The part of the chair that you sit in (the seat pan) should allow even weight distribution and comfortable support. Pay attention to the width and depth of the seat pan – it should be wide enough to give you at least one inch of unused space on both sides of your thighs and hips.

It should also be deep enough to support your thighs comfortably and not put pressure behind your knees (that’s bad for circulation).

The seat pan should feel comfortable even after sitting for an hour or more. Insufficient cushioning and poor contouring can cause hip and back fatigue, so ensure that the padding is of high enough quality to resist becoming permanently deformed.


You should buy a chair that allows you to adjust its height easily. The best chairs have a device that permits you to adjust the height of the seat pan while you’re seated (a chair with a spinning mechanical height adjustment mechanism is okay, too).

Either way, make sure the adjusters are within easy reach while you’re seated – you shouldn’t have to get up to change the height of your chair.

If more than one person will be using the chair, make sure the range of heights will accommodate all users. You should be able to adjust the height of the seat pan so that the fronts of your knees are level, or slightly below level, with your feet firmly on the ground or on a footrest.


A good lumbar support (the part of the chair that supports your lower back) is essential. Many chairs have cushioned lumbar supports that can be adjusted up and down and forward or backward. That’s what you want, as these supports will better fit your shape.

The ability to adjust your chair is especially important if more than one person will use the chair.

A fixed-height lumbar support might be okay if you’re the only user of the chair and it feels comfortable when you sit back against it.

When sitting against the lumbar support, make sure there’s sufficient room for your hips and that you aren’t being forced so far forward in the chair that you lose thigh support.


The back support should recline to allow you to sit back at more than 90 degrees. The best chairs allow your back to move and also track your back as you move back and forth.

Try to avoid locking a back support in one position. Look for a support that’s sufficiently broad and doesn’t put pressure on the side of your back. The support should also be tall enough to provide good support to the middle of your back – at least up to your shoulder blades.


If you like to recline in your chair to read, talk on the phone or relax, look for a chair with a high back and good neck and head rest.


Good chairs are coming down in price, but they can still be costly. You can get a good chair for between $300 and $500.

(Remember this – you get what you pay for)
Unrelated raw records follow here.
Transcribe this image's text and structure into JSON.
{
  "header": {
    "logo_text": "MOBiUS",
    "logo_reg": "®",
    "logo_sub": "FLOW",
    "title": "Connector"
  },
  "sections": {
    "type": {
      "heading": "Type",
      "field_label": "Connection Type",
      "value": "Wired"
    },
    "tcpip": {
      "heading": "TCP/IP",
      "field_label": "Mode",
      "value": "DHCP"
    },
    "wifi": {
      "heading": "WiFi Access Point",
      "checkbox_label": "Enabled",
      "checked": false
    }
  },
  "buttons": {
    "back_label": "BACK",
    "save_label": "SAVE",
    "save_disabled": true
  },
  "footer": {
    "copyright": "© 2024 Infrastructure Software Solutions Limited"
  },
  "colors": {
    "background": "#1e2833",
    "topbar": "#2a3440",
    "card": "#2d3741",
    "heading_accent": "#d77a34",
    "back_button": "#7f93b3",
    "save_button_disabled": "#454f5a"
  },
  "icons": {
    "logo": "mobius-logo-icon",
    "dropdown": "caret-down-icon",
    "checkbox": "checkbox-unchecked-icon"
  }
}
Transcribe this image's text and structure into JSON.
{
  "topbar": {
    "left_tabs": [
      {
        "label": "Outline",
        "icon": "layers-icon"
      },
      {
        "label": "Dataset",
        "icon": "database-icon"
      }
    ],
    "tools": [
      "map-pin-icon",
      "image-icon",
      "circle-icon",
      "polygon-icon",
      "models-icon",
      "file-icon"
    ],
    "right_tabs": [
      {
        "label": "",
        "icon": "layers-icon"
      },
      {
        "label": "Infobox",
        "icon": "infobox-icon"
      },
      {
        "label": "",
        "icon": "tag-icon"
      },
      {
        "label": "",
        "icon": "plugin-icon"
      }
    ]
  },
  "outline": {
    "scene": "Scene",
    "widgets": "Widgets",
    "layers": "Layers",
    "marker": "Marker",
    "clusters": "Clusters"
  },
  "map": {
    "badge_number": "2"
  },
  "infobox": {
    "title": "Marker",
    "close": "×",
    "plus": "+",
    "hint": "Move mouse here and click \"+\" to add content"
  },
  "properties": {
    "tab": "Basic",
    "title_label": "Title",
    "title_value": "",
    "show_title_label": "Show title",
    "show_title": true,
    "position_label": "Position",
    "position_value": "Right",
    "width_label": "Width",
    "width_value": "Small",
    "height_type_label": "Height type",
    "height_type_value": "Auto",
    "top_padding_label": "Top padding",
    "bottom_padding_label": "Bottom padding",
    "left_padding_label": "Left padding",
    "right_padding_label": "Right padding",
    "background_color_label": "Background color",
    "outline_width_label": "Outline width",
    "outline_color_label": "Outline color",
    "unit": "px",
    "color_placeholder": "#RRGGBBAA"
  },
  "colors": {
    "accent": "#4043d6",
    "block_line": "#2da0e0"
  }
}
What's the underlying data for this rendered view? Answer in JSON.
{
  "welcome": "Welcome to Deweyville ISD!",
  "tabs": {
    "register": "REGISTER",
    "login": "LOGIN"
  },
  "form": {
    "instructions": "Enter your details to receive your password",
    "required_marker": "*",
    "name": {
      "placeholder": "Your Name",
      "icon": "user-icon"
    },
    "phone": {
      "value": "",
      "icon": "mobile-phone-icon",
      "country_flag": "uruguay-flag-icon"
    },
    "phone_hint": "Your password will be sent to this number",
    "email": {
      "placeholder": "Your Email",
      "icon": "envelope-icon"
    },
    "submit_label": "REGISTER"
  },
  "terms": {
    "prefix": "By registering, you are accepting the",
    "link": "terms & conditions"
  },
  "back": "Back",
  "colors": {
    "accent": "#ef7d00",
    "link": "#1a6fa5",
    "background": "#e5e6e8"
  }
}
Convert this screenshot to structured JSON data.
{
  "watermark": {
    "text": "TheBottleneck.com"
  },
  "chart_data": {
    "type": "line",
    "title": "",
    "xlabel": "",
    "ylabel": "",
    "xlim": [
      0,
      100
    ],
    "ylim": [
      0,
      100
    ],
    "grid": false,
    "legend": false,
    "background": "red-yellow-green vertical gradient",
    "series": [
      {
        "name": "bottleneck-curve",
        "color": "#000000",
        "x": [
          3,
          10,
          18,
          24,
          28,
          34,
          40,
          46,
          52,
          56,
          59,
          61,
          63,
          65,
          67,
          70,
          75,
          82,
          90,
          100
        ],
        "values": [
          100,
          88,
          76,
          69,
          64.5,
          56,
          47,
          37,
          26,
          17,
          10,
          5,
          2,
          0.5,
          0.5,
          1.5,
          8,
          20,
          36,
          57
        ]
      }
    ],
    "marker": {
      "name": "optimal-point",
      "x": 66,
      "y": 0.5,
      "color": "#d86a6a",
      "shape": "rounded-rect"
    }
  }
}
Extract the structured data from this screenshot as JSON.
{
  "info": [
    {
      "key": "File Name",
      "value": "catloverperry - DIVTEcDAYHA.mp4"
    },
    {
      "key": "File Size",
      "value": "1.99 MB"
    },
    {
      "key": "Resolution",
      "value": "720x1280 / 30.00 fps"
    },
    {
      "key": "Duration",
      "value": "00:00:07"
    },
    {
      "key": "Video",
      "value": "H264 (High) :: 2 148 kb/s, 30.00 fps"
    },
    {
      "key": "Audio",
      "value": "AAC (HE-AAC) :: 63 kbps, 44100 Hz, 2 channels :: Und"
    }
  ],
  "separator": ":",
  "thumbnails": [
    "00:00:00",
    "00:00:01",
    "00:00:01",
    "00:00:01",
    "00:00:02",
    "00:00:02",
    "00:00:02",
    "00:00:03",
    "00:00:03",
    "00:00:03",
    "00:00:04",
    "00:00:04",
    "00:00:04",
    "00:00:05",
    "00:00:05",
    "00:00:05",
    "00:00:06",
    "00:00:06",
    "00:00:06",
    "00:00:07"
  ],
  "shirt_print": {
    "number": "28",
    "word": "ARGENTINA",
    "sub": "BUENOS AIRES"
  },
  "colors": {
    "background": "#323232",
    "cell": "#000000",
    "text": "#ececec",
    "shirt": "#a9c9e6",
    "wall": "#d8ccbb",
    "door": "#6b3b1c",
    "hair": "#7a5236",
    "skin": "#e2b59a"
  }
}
While $300 to $500 (or more) may seem like a lot of money for a chair, if you’re among the millions of people who spend most of their workdays sitting, a high-quality, comfortable chair is a wise investment.

Source by Paul Bacho